## Your goal:
Lines of the records that hold the word "this" are to be counted; give the number and nothing more.

┄┄┄┄┄┄┄┄┄┄┄┄┄┄┄┄┄┄┄┄

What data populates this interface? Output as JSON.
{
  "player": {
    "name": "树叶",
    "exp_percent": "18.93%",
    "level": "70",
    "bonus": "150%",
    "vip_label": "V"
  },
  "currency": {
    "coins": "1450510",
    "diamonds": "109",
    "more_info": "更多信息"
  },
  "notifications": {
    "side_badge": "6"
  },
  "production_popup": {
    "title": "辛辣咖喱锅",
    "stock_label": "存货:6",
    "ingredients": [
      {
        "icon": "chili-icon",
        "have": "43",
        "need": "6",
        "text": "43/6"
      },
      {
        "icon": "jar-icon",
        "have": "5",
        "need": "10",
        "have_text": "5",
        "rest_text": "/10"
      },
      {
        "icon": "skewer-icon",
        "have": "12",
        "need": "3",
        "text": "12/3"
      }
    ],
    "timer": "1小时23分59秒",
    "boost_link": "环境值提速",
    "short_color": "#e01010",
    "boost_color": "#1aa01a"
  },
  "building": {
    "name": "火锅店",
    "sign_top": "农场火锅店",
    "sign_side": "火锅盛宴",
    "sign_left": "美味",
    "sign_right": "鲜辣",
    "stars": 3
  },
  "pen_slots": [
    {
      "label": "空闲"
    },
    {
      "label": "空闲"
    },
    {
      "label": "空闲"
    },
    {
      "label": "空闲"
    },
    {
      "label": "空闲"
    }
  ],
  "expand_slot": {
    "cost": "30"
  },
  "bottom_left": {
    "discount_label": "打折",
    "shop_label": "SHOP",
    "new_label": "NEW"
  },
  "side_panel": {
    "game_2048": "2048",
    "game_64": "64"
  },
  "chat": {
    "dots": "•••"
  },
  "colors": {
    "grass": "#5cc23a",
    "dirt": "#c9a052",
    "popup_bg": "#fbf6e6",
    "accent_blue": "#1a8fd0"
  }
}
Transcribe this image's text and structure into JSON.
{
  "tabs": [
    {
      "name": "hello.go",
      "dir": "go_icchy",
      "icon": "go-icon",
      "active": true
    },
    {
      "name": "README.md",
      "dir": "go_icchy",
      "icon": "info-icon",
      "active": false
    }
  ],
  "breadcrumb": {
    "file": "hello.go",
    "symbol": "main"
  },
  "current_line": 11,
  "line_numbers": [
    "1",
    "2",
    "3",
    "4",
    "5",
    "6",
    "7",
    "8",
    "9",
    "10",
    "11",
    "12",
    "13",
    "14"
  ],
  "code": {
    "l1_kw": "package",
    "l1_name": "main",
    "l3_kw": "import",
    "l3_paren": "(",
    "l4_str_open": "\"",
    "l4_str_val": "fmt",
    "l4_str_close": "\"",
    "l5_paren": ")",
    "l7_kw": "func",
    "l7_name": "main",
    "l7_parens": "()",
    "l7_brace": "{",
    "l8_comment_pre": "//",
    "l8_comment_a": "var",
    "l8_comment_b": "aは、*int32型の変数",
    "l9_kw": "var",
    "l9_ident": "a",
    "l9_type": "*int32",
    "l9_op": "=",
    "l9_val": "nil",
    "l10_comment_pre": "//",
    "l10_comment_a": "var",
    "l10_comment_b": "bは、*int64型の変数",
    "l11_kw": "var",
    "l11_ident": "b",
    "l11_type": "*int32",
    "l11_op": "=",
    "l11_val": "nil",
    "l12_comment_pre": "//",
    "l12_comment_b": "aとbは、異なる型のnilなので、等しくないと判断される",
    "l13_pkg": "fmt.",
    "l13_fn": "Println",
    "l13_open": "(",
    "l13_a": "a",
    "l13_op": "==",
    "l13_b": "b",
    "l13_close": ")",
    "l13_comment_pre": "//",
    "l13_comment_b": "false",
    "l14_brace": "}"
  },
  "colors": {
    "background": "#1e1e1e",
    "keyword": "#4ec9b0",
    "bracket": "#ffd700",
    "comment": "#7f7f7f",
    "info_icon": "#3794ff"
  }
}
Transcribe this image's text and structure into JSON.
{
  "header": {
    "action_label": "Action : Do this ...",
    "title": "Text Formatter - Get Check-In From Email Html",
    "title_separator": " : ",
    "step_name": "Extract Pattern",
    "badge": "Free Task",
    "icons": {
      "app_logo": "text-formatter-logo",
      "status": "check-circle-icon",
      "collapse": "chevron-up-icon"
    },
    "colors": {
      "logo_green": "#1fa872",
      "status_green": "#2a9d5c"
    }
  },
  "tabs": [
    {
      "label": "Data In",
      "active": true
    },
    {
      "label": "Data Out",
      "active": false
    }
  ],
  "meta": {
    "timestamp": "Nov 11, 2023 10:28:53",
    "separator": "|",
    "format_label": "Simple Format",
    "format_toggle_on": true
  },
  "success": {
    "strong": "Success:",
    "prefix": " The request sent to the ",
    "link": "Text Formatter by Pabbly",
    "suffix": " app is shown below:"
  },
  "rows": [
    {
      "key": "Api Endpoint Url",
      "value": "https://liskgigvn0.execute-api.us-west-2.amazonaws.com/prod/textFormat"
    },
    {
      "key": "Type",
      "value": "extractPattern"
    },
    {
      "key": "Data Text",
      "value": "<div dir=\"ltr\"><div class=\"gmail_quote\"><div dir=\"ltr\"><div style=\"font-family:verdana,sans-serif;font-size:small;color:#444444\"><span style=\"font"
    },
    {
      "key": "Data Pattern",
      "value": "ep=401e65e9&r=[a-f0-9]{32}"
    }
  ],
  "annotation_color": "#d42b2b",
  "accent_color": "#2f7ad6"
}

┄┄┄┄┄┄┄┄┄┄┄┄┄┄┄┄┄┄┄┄

## Exercise result:
4